Page: 7820

Senator BARTLETT (Leader of the Australian Democrats) (9:51 AM) —by leave—The motion that I moved on behalf of the Democrats acknowledges some of the problems that people have mentioned. It does not go to the issue of estimates hearings, which is another issue.

Senator Ferguson —You guys hardly ever go, so it doesn't matter.

Senator BARTLETT —We cannot get any space. But the fact is that the number of days that the Senate sits as a full chamber to consider legislation and other matters is very low by historical standards, and the number of pieces of legislation from the government we have to consider, let alone the number of regulations and other instruments, is increasing.

On top of that there is the other business—what you might call general business or private senators' bills that also do not get adequate time for consideration. In the Democrats' view, whilst historically the government may be the one that sets the days, we need to acknowledge that the Senate is not the government; the Senate is separate from the government and, indeed, the Senate is probably the only opportunity the people of Australia have to oversee and actually constrain some of the actions of government, and we should be more independent in determining our business and how we deal with it.

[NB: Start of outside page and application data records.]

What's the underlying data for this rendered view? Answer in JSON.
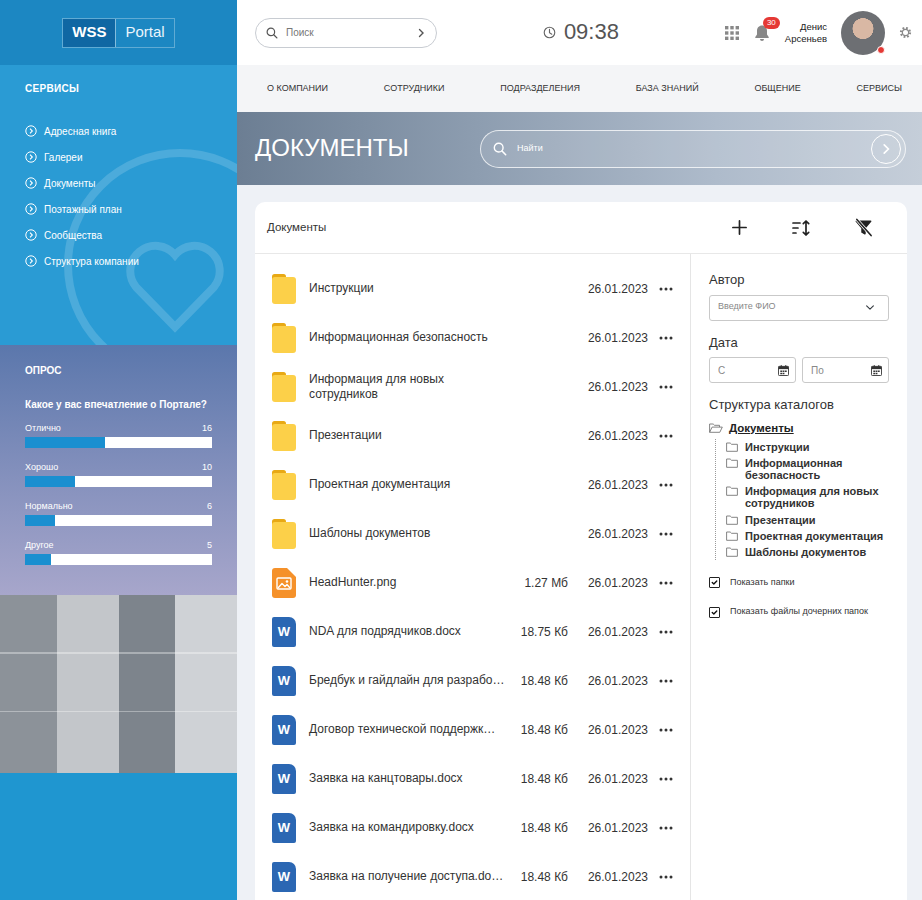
{
  "logo": {
    "brand": "WSS",
    "product": "Portal"
  },
  "sidebar": {
    "title": "СЕРВИСЫ",
    "items": [
      {
        "label": "Адресная книга",
        "selected": false
      },
      {
        "label": "Галереи",
        "selected": false
      },
      {
        "label": "Документы",
        "selected": false
      },
      {
        "label": "Поэтажный план",
        "selected": false
      },
      {
        "label": "Сообщества",
        "selected": false
      },
      {
        "label": "Структура компании",
        "selected": false
      }
    ]
  },
  "poll": {
    "title": "ОПРОС",
    "question": "Какое у вас впечатление о Портале?",
    "options": [
      {
        "label": "Отлично",
        "count": "16",
        "level": 0.43
      },
      {
        "label": "Хорошо",
        "count": "10",
        "level": 0.27
      },
      {
        "label": "Нормально",
        "count": "6",
        "level": 0.16
      },
      {
        "label": "Другое",
        "count": "5",
        "level": 0.14
      }
    ]
  },
  "header": {
    "search": {
      "placeholder": "Поиск"
    },
    "time": "09:38",
    "notifications": "30",
    "user": {
      "first_name": "Денис",
      "last_name": "Арсеньев"
    }
  },
  "nav": [
    {
      "label": "О КОМПАНИИ",
      "selected": false
    },
    {
      "label": "СОТРУДНИКИ",
      "selected": false
    },
    {
      "label": "ПОДРАЗДЕЛЕНИЯ",
      "selected": false
    },
    {
      "label": "БАЗА ЗНАНИЙ",
      "selected": false
    },
    {
      "label": "ОБЩЕНИЕ",
      "selected": false
    },
    {
      "label": "СЕРВИСЫ",
      "selected": false
    }
  ],
  "page": {
    "title": "ДОКУМЕНТЫ",
    "search": {
      "placeholder": "Найти"
    }
  },
  "documents": {
    "title": "Документы",
    "rows": [
      {
        "kind": "folder",
        "name": "Инструкции",
        "date": "26.01.2023"
      },
      {
        "kind": "folder",
        "name": "Информационная безопасность",
        "date": "26.01.2023"
      },
      {
        "kind": "folder",
        "name": "Информация для новых сотрудников",
        "date": "26.01.2023"
      },
      {
        "kind": "folder",
        "name": "Презентации",
        "date": "26.01.2023"
      },
      {
        "kind": "folder",
        "name": "Проектная документация",
        "date": "26.01.2023"
      },
      {
        "kind": "folder",
        "name": "Шаблоны документов",
        "date": "26.01.2023"
      },
      {
        "kind": "image",
        "name": "HeadHunter.png",
        "size": "1.27 Мб",
        "date": "26.01.2023"
      },
      {
        "kind": "word",
        "icon_text": "W",
        "name": "NDA для подрядчиков.docx",
        "size": "18.75 Кб",
        "date": "26.01.2023"
      },
      {
        "kind": "word",
        "icon_text": "W",
        "name": "Бредбук и гайдлайн для разрабо…",
        "size": "18.48 Кб",
        "date": "26.01.2023"
      },
      {
        "kind": "word",
        "icon_text": "W",
        "name": "Договор технической поддержк…",
        "size": "18.48 Кб",
        "date": "26.01.2023"
      },
      {
        "kind": "word",
        "icon_text": "W",
        "name": "Заявка на канцтовары.docx",
        "size": "18.48 Кб",
        "date": "26.01.2023"
      },
      {
        "kind": "word",
        "icon_text": "W",
        "name": "Заявка на командировку.docx",
        "size": "18.48 Кб",
        "date": "26.01.2023"
      },
      {
        "kind": "word",
        "icon_text": "W",
        "name": "Заявка на получение доступа.do…",
        "size": "18.48 Кб",
        "date": "26.01.2023"
      }
    ]
  },
  "filters": {
    "author": {
      "label": "Автор",
      "placeholder": "Введите ФИО"
    },
    "date": {
      "label": "Дата",
      "from": "С",
      "to": "По"
    },
    "tree": {
      "title": "Структура каталогов",
      "root": {
        "label": "Документы",
        "expanded": true,
        "selected": true
      },
      "children": [
        {
          "label": "Инструкции",
          "selected": false
        },
        {
          "label": "Информационная безопасность",
          "selected": false
        },
        {
          "label": "Информация для новых сотрудников",
          "selected": false
        },
        {
          "label": "Презентации",
          "selected": false
        },
        {
          "label": "Проектная документация",
          "selected": false
        },
        {
          "label": "Шаблоны документов",
          "selected": false
        }
      ]
    },
    "options": [
      {
        "label": "Показать папки",
        "checked": true
      },
      {
        "label": "Показать файлы дочерних папок",
        "checked": true
      }
    ]
  }
}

The other point—this is what Senator Ludwig was saying—is that I agree that that is the way things work, but that tends to mean what we are going to get tonight: when we are in difficulties we sit late. From the Democrats' point of view it is far better to make the time available in the first place rather than do the inevitable sitting through till midnight. I think we all recognise that apart from it being unpleasant, unhealthy and generally undesirable to have lots of late night sittings, it means that the degree of consideration that should occur for legislation does not occur. We do not consider the issues as fully as we should at 12 o'clock at night. From the Democrats' point of view the Senate has an important role. It is not the only work we do, obviously, but our legislative role is an important one. Frankly, we believe that the number of days being put forward is not adequate to do that role properly. We think there should be more days set in advance for us to do that part of our job more effectively and more adequately than we are doing.